Why? Well, for one, the story is wonderfully captivating. Team Bondi has done a masterful job of weaving together the most seemingly insignificant things in this game into a web that would make Raymond Chandler proud. In fact, the latter quarter of the game plays as if the developers threw their hands up in the air and said “screw all this gameplay stuff. We’ve got a story to tell here” and what follows is one of the most exciting climaxes (and thought-provoking denouements) I’ve ever seen in a game.
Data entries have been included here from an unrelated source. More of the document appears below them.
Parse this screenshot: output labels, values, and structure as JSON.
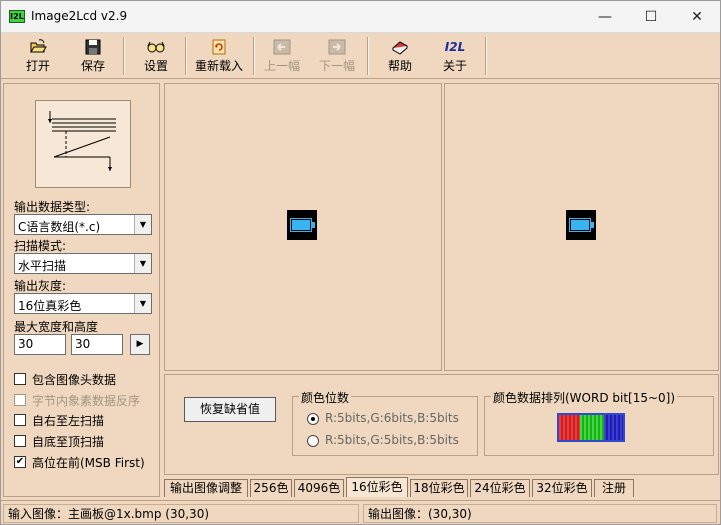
{
  "window": {
    "title": "Image2Lcd v2.9",
    "icon_text": "I2L",
    "min_glyph": "—",
    "max_glyph": "☐",
    "close_glyph": "✕"
  },
  "toolbar": {
    "items": [
      {
        "label": "打开",
        "icon": "folder-open-icon",
        "enabled": true
      },
      {
        "label": "保存",
        "icon": "floppy-disk-icon",
        "enabled": true
      },
      {
        "label": "设置",
        "icon": "glasses-icon",
        "enabled": true
      },
      {
        "label": "重新载入",
        "icon": "reload-icon",
        "enabled": true
      },
      {
        "label": "上一幅",
        "icon": "arrow-left-icon",
        "enabled": false
      },
      {
        "label": "下一幅",
        "icon": "arrow-right-icon",
        "enabled": false
      },
      {
        "label": "帮助",
        "icon": "help-book-icon",
        "enabled": true
      },
      {
        "label": "关于",
        "icon": "i2l-logo-icon",
        "enabled": true
      }
    ],
    "about_icon_text": "I2L"
  },
  "left": {
    "output_type_label": "输出数据类型:",
    "output_type_value": "C语言数组(*.c)",
    "scan_mode_label": "扫描模式:",
    "scan_mode_value": "水平扫描",
    "gray_label": "输出灰度:",
    "gray_value": "16位真彩色",
    "max_size_label": "最大宽度和高度",
    "max_width": "30",
    "max_height": "30",
    "apply_glyph": "▶",
    "dropdown_glyph": "▼",
    "checkboxes": [
      {
        "label": "包含图像头数据",
        "checked": false,
        "enabled": true
      },
      {
        "label": "字节内象素数据反序",
        "checked": false,
        "enabled": false
      },
      {
        "label": "自右至左扫描",
        "checked": false,
        "enabled": true
      },
      {
        "label": "自底至顶扫描",
        "checked": false,
        "enabled": true
      },
      {
        "label": "高位在前(MSB First)",
        "checked": true,
        "enabled": true
      }
    ],
    "check_glyph": "✔"
  },
  "settings": {
    "restore_label": "恢复缺省值",
    "color_bits_title": "颜色位数",
    "options": [
      {
        "label": "R:5bits,G:6bits,B:5bits",
        "selected": true
      },
      {
        "label": "R:5bits,G:5bits,B:5bits",
        "selected": false
      }
    ],
    "order_title": "颜色数据排列(WORD bit[15~0])",
    "bit_colors": {
      "red": "#ef3b3b",
      "green": "#3cdc3c",
      "blue": "#3c3cdc"
    }
  },
  "tabs": [
    {
      "label": "输出图像调整",
      "active": false
    },
    {
      "label": "256色",
      "active": false
    },
    {
      "label": "4096色",
      "active": false
    },
    {
      "label": "16位彩色",
      "active": true
    },
    {
      "label": "18位彩色",
      "active": false
    },
    {
      "label": "24位彩色",
      "active": false
    },
    {
      "label": "32位彩色",
      "active": false
    },
    {
      "label": "注册",
      "active": false
    }
  ],
  "status": {
    "input": "输入图像：主画板@1x.bmp (30,30)",
    "output": "输出图像：(30,30)"
  },
  "colors": {
    "background": "#efd8bf",
    "battery_fill": "#38b4f0",
    "battery_frame": "#000000"
  }
}
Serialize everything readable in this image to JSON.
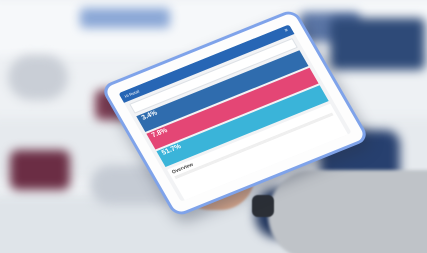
{
  "tablet_app": {
    "appbar_title": "Hi Retail",
    "menu_glyph": "≡",
    "search_placeholder": "",
    "kpis": [
      {
        "value": "3.4%",
        "label": ""
      },
      {
        "value": "7.8%",
        "label": ""
      },
      {
        "value": "51.7%",
        "label": ""
      }
    ],
    "overview_title": "Overview"
  }
}
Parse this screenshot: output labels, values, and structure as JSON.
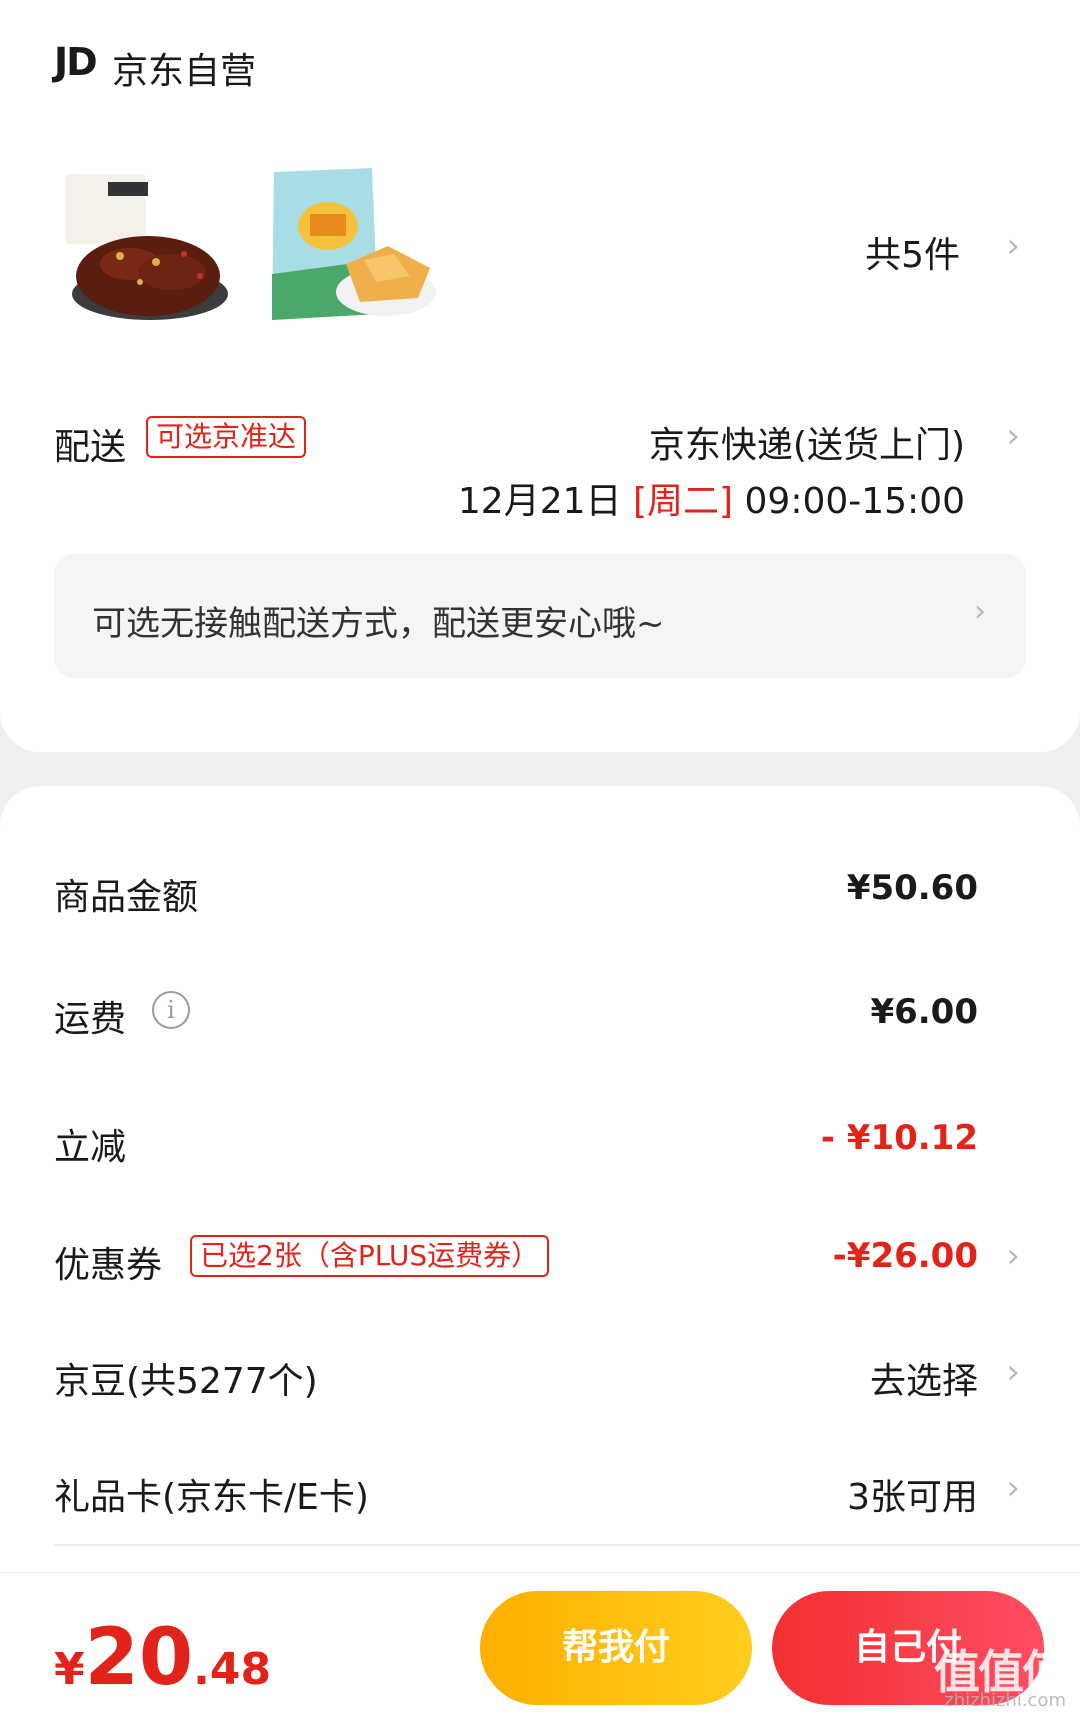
{
  "shop": {
    "logo": "JD",
    "name": "京东自营"
  },
  "products": {
    "items": [
      {
        "name": "麻辣牛肉",
        "icon": "product-beef-image"
      },
      {
        "name": "小米锅巴",
        "icon": "product-snack-image"
      }
    ],
    "count_label": "共5件"
  },
  "delivery": {
    "label": "配送",
    "tag": "可选京准达",
    "method": "京东快递(送货上门)",
    "date": "12月21日",
    "weekday": "[周二]",
    "time": "09:00-15:00",
    "contactless_text": "可选无接触配送方式，配送更安心哦~"
  },
  "summary": {
    "goods_label": "商品金额",
    "goods_value": "¥50.60",
    "shipping_label": "运费",
    "shipping_value": "¥6.00",
    "discount_label": "立减",
    "discount_value": "- ¥10.12",
    "coupon_label": "优惠券",
    "coupon_tag": "已选2张（含PLUS运费券）",
    "coupon_value": "-¥26.00",
    "beans_label": "京豆(共5277个)",
    "beans_value": "去选择",
    "giftcard_label": "礼品卡(京东卡/E卡)",
    "giftcard_value": "3张可用"
  },
  "footer": {
    "currency": "¥",
    "total_int": "20",
    "total_dec": ".48",
    "help_pay": "帮我付",
    "self_pay": "自己付"
  },
  "watermark": {
    "main": "值值值",
    "sub": "zhizhizhi.com"
  },
  "colors": {
    "accent_red": "#e2231a",
    "help_button": "#ffb000",
    "self_button": "#f23030"
  }
}
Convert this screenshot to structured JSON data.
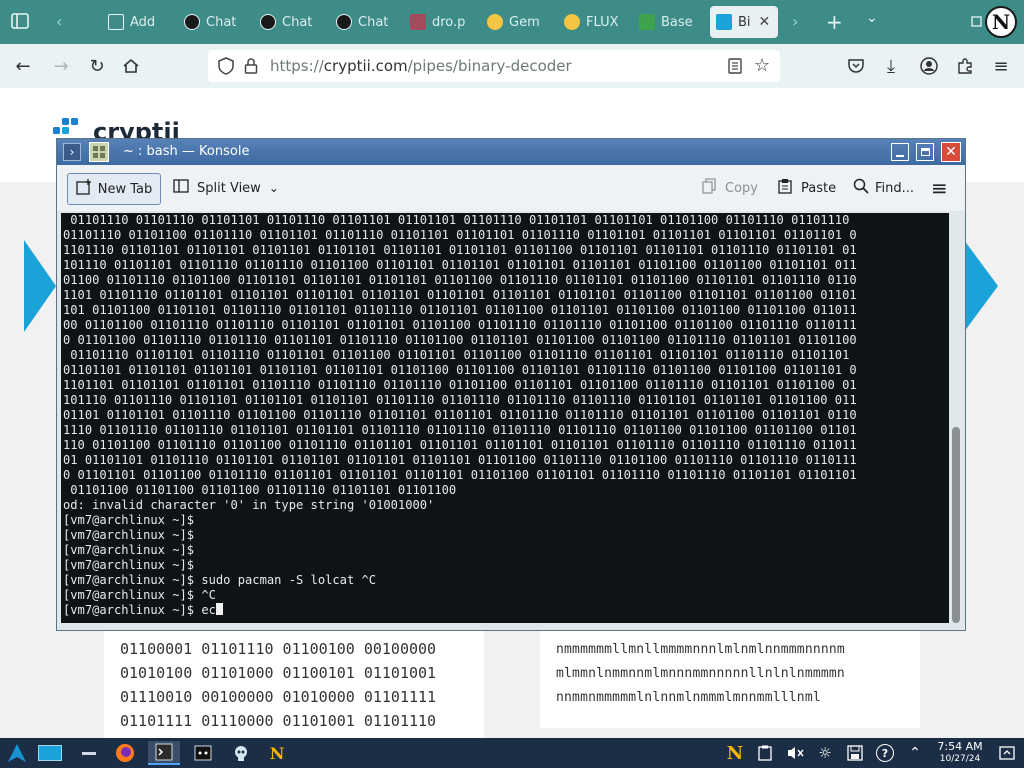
{
  "browser": {
    "tabs": [
      {
        "label": "Add",
        "color": "#ffffff"
      },
      {
        "label": "Chat",
        "color": "#1a1a1a"
      },
      {
        "label": "Chat",
        "color": "#1a1a1a"
      },
      {
        "label": "Chat",
        "color": "#1a1a1a"
      },
      {
        "label": "dro.p",
        "color": "#a44b5c"
      },
      {
        "label": "Gem",
        "color": "#f4c542"
      },
      {
        "label": "FLUX",
        "color": "#f4c542"
      },
      {
        "label": "Base",
        "color": "#3fa34d"
      },
      {
        "label": "Bi",
        "color": "#1aa3d9"
      }
    ],
    "url_prefix": "https://",
    "url_domain": "cryptii.com",
    "url_path": "/pipes/binary-decoder",
    "profile_letter": "N"
  },
  "site": {
    "logo_text": "cryptii",
    "binary_lines": [
      "01100001 01101110 01100100 00100000",
      "01010100 01101000 01100101 01101001",
      "01110010 00100000 01010000 01101111",
      "01101111 01110000 01101001 01101110"
    ],
    "text_lines": [
      "nmmmmmmllmnllmmmmnnnlmlnmlnnmmmnnnnm",
      "mlmmnlnmmnnmlmnnnmmnnnnnllnlnlnmmmmn",
      "nnmmnmmmmmlnlnnmlnmmmlmnnmmlllnml"
    ]
  },
  "konsole": {
    "title": "~ : bash — Konsole",
    "toolbar": {
      "new_tab": "New Tab",
      "split_view": "Split View",
      "copy": "Copy",
      "paste": "Paste",
      "find": "Find..."
    },
    "terminal_output": " 01101110 01101110 01101101 01101110 01101101 01101101 01101110 01101101 01101101 01101100 01101110 01101110\n01101110 01101100 01101110 01101101 01101110 01101101 01101101 01101110 01101101 01101101 01101101 01101101 0\n1101110 01101101 01101101 01101101 01101101 01101101 01101101 01101100 01101101 01101101 01101110 01101101 01\n101110 01101101 01101110 01101110 01101100 01101101 01101101 01101101 01101101 01101100 01101100 01101101 011\n01100 01101110 01101100 01101101 01101101 01101101 01101100 01101110 01101101 01101100 01101101 01101110 0110\n1101 01101110 01101101 01101101 01101101 01101101 01101101 01101101 01101101 01101100 01101101 01101100 01101\n101 01101100 01101101 01101110 01101101 01101110 01101101 01101100 01101101 01101100 01101100 01101100 011011\n00 01101100 01101110 01101110 01101101 01101101 01101100 01101110 01101110 01101100 01101100 01101110 0110111\n0 01101100 01101110 01101110 01101101 01101110 01101100 01101101 01101100 01101100 01101110 01101101 01101100\n 01101110 01101101 01101110 01101101 01101100 01101101 01101100 01101110 01101101 01101101 01101110 01101101\n01101101 01101101 01101101 01101101 01101101 01101100 01101100 01101101 01101110 01101100 01101100 01101101 0\n1101101 01101101 01101101 01101110 01101110 01101110 01101100 01101101 01101100 01101110 01101101 01101100 01\n101110 01101110 01101101 01101101 01101101 01101110 01101110 01101110 01101110 01101101 01101101 01101100 011\n01101 01101101 01101110 01101100 01101110 01101101 01101101 01101110 01101110 01101101 01101100 01101101 0110\n1110 01101110 01101110 01101101 01101101 01101110 01101110 01101110 01101110 01101100 01101100 01101100 01101\n110 01101100 01101110 01101100 01101110 01101101 01101101 01101101 01101101 01101110 01101110 01101110 011011\n01 01101101 01101110 01101101 01101101 01101101 01101101 01101100 01101110 01101100 01101110 01101110 0110111\n0 01101101 01101100 01101110 01101101 01101101 01101101 01101100 01101101 01101110 01101110 01101101 01101101\n 01101100 01101100 01101100 01101110 01101101 01101100\nod: invalid character '0' in type string '01001000'\n[vm7@archlinux ~]$\n[vm7@archlinux ~]$\n[vm7@archlinux ~]$\n[vm7@archlinux ~]$\n[vm7@archlinux ~]$ sudo pacman -S lolcat ^C\n[vm7@archlinux ~]$ ^C\n[vm7@archlinux ~]$ ec"
  },
  "taskbar": {
    "time": "7:54 AM",
    "date": "10/27/24"
  }
}
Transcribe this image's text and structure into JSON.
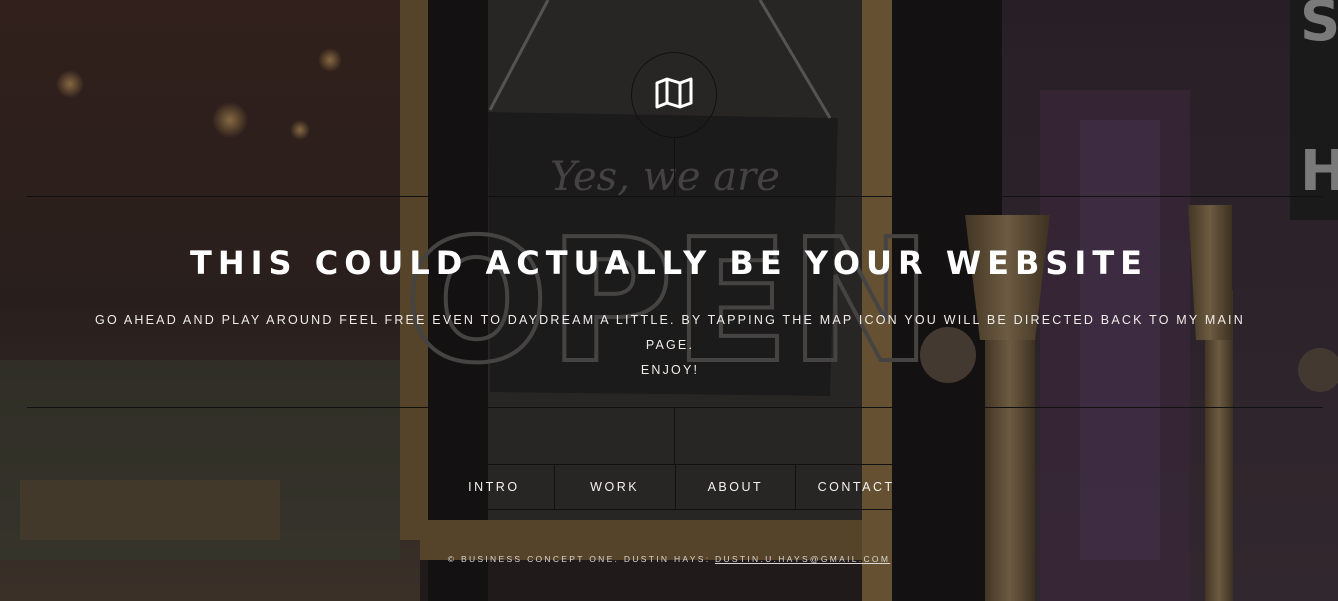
{
  "logo": {
    "icon": "map-icon"
  },
  "hero": {
    "title": "THIS COULD ACTUALLY BE YOUR WEBSITE",
    "subtitle_line1": "GO AHEAD AND PLAY AROUND FEEL FREE EVEN TO DAYDREAM A LITTLE. BY TAPPING THE MAP ICON YOU WILL BE DIRECTED BACK TO MY MAIN PAGE.",
    "subtitle_line2": "ENJOY!"
  },
  "nav": {
    "items": [
      {
        "label": "INTRO"
      },
      {
        "label": "WORK"
      },
      {
        "label": "ABOUT"
      },
      {
        "label": "CONTACT"
      }
    ]
  },
  "footer": {
    "text": "© BUSINESS CONCEPT ONE. DUSTIN HAYS: ",
    "email": "DUSTIN.U.HAYS@GMAIL.COM"
  },
  "colors": {
    "text": "#ffffff",
    "lines": "#111111",
    "overlay": "#141214"
  }
}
But it’s the city itself that truly shines. On Rockstar’s Social Club site I noticed a bit of trivia which said that over 90% of the downtown portion of the game was faithfully reproduced, down to the company names and signage on storefronts. The soundtrack — a robust offering of 30s and 40s hits — is delivered over a radio which also features full-length radio dramas, timely news reels, and historically-grounded station IDs and advertisements; the effect is that at times you want to just pull over, watch evening slowly fall, and listen to the radio.

And no matter how aggravating the traffic in L.A. is (though once the freeways got put in, I understand it got much, much worse), its existence is quite a marvel. Almost a hundred authentic, extremely detailed cars populate the streets. Traffic lights function on timers and vehicles behave in a fantastically realistic way; sometimes changing lanes without warning, signaling for turns, pulling to the side when your siren’s on. You get a real sense that there are drivers in these cars with lives and places to go; and if, or rather when, you commandeer someone’s car, the things they say to you will make you feel as if you’re a genuine jerk for abusing your position.

L.A. Noire doesn’t really work as an open-world, story-driven game (and I’ll join the crowd saying such a game is inherently impossible). As a story, it works only as well as your interviewing prowess can take it — if you can get all the interview questions right, you’ll get a lot from this game. But Rockstar has given something else, too, which is incidental to both story and game and yet makes all the difference. They have provided a working replica of a real city in a real time with a real history, and they have offered you a chance to explore it at your leisure.

I heartily recommend you take them up on the offer.